Shit, another year gone! That really freaks me out. Anyway, you know what that means, kids — yep, time for the annual year-end Undie Awards! The following are some local truths that became apparent to me over the course of the 300 or so concerts I attended this year. Drum roll, please …
The 2009 Undies
Best new local band(s): 1991, Bananafish, Cotton Candy Cookies and Cream and Dr. Moonstien
Call it an indecisive cop-out to have a four-way tie if you want, but a surplus of dope new acts too good to leave unrecognized is a dilemma I'll take happily any day. You can also consider this category "bands to watch next year."
Local album of the year: No More Heroes, Solillaquists of Sound
This ambitious and extraordinarily multidimensional sophomore album by Orlando's first family of hip-hop is a triumph of concept, both musically and graphically. Both the sound and the art are big, vibrant, exciting and contemporary. Now that they've thrown the doors wide open with this one, who knows where they'll go on their next and trilogy-concluding album.
Most constructive scene development: Greater grass-roots cooperation
The two events that embodied this most notably in 2009 are the Orange You Glad and Anti-Pop music festivals. Collaboration in the music community happens every year, but not always with such depth, focus and scale. Working together in any form is a good thing. When it's measurably productive, great things happen.
Promoter of the year: John Youngman
As the city's most powerful indie booker, Foundation Presents is always a scene-shaping force, as are the more cutting-edge bookings of Parafora Music. But the seasoned Youngman earns the 2009 honor for a couple of reasons. First, after taking the reins as head talent buyer for Firestone Live earlier this year, he's brought large, high-quality concerts back downtown on a more regular basis than we've seen in ages (Animal Collective, Atmosphere, Gogol Bordello, Cut Copy, Hank III and others). His promotional power was instrumental in Firestone's committed and so-far-successful leap this year from dance club to live venue. The second reason he takes the category is the effective way he turned the challenge of hosting the Anti-Pop Music Festival during economically difficult times into a more local-minded effort.
Best venue repurposing: Garage Days at the Social
Chris Rae's Monday-night backroom punk concert series started out as a way to fill the concert doldrums of summer, but wound up creating a great underground gathering spot that inventively utilized the venerable nightclub to provide a raw, up-close live music experience. A close second is the Shak Nasti CD release party that turned the Enzian Theater into a surprisingly convincing live music venue.

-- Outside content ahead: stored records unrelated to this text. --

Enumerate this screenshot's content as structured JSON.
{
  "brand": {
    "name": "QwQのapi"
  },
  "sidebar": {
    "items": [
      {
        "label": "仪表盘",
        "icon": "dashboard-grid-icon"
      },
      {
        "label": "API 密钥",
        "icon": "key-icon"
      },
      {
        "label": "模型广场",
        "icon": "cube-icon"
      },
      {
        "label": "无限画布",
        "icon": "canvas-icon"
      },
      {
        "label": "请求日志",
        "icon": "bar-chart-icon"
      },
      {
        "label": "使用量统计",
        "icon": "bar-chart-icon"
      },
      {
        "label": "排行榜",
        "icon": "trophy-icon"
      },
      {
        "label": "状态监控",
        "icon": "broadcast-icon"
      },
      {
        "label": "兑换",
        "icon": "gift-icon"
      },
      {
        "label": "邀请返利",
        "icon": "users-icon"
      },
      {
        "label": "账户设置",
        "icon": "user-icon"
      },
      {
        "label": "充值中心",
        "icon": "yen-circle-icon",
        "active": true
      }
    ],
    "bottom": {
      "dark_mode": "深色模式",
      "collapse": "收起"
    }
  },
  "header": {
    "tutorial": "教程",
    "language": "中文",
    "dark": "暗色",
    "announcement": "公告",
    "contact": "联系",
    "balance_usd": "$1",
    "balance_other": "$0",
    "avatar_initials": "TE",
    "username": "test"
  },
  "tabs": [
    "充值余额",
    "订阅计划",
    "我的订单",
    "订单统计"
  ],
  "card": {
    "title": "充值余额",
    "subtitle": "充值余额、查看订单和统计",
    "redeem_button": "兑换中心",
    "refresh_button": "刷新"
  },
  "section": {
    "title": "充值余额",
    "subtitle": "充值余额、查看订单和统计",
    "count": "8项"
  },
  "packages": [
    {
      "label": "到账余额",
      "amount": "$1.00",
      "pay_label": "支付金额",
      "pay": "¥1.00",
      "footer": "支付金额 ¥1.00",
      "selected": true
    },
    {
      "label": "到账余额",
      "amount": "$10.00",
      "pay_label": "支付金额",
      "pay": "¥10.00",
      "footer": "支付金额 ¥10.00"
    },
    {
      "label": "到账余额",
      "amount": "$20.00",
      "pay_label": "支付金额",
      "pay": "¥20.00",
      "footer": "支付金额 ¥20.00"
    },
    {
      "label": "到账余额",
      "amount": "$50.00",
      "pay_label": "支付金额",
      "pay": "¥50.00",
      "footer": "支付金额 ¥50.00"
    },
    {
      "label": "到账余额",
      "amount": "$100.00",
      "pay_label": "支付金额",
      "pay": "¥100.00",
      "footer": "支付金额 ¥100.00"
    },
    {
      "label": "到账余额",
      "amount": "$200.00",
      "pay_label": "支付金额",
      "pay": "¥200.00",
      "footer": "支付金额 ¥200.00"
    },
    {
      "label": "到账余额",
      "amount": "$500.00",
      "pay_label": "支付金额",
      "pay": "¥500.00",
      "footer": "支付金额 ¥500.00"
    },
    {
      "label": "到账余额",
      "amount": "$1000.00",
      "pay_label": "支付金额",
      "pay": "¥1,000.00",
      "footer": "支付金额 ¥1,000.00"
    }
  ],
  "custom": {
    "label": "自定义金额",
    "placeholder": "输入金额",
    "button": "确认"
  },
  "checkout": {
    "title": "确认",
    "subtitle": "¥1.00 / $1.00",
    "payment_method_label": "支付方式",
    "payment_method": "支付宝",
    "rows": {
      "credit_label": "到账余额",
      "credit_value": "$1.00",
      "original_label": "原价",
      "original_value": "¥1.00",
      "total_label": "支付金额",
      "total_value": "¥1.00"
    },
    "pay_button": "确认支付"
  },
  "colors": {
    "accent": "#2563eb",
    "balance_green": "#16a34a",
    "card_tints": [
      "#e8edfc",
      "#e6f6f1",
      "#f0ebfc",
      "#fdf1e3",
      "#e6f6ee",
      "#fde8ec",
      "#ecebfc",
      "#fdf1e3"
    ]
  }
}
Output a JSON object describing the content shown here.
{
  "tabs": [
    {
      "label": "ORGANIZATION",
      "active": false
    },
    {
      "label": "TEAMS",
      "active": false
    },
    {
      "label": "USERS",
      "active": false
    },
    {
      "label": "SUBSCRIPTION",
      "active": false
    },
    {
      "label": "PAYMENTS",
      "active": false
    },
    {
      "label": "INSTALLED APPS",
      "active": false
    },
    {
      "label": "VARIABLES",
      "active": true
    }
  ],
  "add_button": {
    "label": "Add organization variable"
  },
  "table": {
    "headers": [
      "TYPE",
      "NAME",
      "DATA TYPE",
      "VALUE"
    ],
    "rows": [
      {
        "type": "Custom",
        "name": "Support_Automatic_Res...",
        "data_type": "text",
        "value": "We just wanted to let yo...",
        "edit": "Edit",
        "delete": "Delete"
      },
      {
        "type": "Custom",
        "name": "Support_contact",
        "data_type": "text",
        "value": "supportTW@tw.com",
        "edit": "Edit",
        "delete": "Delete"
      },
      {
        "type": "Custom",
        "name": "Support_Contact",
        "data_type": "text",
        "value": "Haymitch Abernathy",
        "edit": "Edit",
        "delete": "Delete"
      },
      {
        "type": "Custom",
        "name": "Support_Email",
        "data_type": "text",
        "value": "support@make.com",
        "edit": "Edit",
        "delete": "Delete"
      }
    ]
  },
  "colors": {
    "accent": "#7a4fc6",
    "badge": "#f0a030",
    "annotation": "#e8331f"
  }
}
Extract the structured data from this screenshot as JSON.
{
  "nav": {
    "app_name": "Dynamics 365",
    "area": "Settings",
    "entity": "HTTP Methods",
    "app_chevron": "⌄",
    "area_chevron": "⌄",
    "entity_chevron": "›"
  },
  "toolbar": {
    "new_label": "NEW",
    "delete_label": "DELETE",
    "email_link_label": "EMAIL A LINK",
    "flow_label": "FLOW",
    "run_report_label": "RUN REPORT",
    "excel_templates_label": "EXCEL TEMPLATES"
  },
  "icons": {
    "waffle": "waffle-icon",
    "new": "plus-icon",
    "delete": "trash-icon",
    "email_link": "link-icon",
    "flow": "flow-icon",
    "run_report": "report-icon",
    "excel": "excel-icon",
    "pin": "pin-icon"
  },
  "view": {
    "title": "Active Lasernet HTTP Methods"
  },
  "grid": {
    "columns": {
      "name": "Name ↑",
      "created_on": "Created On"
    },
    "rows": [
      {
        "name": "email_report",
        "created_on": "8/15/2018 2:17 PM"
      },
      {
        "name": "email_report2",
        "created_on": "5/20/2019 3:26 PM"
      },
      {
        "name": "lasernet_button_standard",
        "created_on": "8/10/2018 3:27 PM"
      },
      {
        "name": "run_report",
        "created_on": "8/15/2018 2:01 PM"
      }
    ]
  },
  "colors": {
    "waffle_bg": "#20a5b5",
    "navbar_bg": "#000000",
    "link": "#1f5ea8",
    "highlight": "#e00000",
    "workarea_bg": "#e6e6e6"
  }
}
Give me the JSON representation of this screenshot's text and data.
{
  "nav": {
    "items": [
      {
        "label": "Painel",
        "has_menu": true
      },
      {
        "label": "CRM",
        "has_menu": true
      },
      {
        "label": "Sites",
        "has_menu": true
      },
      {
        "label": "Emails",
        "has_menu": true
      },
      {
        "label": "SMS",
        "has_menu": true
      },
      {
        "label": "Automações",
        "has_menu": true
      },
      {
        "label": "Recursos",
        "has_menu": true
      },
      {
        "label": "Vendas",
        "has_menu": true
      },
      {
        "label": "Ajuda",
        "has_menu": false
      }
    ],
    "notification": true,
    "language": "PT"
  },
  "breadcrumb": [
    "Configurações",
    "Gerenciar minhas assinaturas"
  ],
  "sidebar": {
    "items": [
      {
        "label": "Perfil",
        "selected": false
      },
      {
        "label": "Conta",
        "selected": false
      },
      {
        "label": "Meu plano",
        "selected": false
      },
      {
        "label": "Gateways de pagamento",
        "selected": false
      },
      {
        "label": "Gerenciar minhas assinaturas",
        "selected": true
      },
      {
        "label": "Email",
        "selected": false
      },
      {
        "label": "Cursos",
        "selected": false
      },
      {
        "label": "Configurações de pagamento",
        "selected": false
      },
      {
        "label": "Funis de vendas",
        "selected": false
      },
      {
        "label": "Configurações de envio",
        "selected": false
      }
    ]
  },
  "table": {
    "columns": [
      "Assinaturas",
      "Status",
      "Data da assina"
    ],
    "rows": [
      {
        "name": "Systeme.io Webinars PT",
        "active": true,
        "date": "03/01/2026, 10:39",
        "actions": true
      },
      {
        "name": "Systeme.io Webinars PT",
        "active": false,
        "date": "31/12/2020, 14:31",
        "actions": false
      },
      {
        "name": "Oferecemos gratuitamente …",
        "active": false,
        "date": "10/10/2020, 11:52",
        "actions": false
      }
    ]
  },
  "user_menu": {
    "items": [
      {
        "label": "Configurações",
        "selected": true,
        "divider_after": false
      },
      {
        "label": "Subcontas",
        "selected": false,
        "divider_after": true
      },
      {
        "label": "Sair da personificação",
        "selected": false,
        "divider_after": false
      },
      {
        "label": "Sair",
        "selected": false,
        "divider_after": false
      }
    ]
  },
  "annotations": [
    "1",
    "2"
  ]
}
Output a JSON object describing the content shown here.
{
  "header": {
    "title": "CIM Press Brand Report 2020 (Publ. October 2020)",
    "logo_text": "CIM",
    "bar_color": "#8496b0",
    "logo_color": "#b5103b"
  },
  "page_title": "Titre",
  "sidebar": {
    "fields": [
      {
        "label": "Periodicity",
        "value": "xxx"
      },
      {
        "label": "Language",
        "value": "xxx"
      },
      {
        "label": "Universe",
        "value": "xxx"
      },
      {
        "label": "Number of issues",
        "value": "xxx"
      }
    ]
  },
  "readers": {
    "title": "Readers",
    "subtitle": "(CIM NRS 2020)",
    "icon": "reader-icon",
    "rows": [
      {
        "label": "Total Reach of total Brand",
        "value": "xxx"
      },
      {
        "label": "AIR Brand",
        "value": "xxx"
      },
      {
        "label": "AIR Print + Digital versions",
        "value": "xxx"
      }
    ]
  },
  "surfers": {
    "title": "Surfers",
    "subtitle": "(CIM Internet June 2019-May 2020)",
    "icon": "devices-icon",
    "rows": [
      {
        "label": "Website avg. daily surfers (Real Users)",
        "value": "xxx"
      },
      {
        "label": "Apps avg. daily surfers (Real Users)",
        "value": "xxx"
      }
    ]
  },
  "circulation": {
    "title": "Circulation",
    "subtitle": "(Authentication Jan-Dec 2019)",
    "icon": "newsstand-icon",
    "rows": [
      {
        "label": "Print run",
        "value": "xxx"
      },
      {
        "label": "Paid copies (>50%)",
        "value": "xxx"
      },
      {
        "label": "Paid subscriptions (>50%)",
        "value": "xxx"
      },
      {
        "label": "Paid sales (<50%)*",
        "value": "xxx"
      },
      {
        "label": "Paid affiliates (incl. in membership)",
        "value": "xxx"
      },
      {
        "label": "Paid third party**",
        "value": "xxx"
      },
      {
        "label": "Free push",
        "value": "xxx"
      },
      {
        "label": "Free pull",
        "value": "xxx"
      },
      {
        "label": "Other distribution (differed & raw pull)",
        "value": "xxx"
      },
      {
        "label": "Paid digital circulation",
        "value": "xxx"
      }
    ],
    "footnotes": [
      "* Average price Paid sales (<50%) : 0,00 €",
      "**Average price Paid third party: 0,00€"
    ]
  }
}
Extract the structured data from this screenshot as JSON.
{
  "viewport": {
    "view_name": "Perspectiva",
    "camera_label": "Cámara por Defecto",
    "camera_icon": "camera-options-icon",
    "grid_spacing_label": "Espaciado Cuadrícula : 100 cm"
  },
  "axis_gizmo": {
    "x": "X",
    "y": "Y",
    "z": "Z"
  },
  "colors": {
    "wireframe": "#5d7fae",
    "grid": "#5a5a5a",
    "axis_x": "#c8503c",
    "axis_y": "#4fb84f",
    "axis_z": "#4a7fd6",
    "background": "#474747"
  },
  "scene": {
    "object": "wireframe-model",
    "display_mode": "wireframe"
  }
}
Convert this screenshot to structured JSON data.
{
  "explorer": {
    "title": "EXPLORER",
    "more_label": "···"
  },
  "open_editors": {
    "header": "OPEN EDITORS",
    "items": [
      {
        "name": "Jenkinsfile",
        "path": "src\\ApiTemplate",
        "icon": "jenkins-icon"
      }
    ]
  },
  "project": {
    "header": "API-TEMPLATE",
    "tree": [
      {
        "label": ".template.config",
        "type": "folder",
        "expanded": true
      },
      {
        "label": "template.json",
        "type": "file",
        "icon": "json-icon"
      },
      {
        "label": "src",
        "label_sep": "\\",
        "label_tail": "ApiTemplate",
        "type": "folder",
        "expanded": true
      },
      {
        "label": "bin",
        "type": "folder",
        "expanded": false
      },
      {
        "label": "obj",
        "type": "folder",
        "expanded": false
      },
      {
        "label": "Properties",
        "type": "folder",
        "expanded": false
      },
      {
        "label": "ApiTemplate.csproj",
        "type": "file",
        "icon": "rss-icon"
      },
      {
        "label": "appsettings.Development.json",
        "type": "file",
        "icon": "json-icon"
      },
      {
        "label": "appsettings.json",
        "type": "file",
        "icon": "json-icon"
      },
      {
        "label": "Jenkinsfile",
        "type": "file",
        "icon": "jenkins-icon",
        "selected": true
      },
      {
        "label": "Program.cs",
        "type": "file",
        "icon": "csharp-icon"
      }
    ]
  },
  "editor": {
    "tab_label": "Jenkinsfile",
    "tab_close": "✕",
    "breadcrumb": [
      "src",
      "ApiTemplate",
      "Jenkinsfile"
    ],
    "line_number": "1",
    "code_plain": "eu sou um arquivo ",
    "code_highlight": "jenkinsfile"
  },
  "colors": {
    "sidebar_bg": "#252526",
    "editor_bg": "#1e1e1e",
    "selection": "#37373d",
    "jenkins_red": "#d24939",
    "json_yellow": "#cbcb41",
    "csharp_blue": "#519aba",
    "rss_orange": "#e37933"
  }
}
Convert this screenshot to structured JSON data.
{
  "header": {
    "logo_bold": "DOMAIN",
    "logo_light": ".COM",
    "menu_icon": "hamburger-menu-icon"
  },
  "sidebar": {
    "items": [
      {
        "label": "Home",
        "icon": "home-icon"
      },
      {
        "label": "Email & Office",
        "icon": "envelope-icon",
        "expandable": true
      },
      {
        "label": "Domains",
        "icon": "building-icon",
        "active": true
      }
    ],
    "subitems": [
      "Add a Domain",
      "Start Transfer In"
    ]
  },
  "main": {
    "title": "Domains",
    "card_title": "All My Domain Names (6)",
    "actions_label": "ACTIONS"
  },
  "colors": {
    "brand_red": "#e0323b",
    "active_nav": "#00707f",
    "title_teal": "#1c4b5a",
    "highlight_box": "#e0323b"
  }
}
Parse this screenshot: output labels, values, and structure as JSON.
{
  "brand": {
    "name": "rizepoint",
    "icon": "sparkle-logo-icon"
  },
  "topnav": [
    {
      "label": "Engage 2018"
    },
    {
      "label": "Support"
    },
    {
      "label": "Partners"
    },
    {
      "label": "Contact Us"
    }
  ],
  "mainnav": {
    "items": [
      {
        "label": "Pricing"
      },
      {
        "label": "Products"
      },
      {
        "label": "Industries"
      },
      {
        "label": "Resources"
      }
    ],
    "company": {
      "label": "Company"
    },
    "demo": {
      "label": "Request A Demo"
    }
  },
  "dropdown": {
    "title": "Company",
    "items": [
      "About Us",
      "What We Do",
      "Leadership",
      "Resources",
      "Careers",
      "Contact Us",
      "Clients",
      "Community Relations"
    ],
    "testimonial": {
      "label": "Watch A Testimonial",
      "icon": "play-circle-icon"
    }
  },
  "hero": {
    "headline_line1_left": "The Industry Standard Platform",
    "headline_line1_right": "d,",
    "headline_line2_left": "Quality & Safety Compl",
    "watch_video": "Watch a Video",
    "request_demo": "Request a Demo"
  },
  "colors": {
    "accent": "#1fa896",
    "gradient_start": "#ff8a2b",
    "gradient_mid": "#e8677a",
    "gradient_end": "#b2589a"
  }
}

Best social collision: Hardcore shows at Hoops Tavern
There's a decent tradition of fringe factions of the city's underground seeking offbeat and unlikely places to hang and just be themselves. These shows at Hoops are the latest and greatest. There's a conspicuous lack of traditional promotion, so you'll have to ask the nearest crust-punk for the DL, or just follow your nose.
Most welcome comeback: DaVinci
Formerly Caffe da Vinci, this beloved DeLand institution is thankfully back in business. It has yet to regain its former momentum in terms of shows, but here's hoping that one of the most enchanting spots in the state to be, drink and listen is on its way.
Best impersonation of Visage: Firestone Live
Other clubs, like Independent Bar and Cairo, have tried to revive the golden-era alternative vibe of pioneering nightclub Visage with knowledgeable DJs, but by getting the buzz bands of that time to actually perform in person, Firestone Live has strangely re-created Visage's scene-defining live venue component. Nitzer Ebb, KMFDM, Skinny Puppy, Revolting Cocks — it's like 1989 all over again!
Worst act: Ricky Diamond
I know I'm in for another lengthy, irrational and insulting blast of cyber-stalking from the guy, but I gots to call it like I sees it. Frankly, he'd be a hundred times better if he embraced the outrageous silliness of his dance-pop schtick with some honesty and a sense of humor. But from his prima donna bitchiness, the likes of which tops anything I've personally been bombarded with, you'd think he was conducting the fucking symphony orchestra or something. Amazing.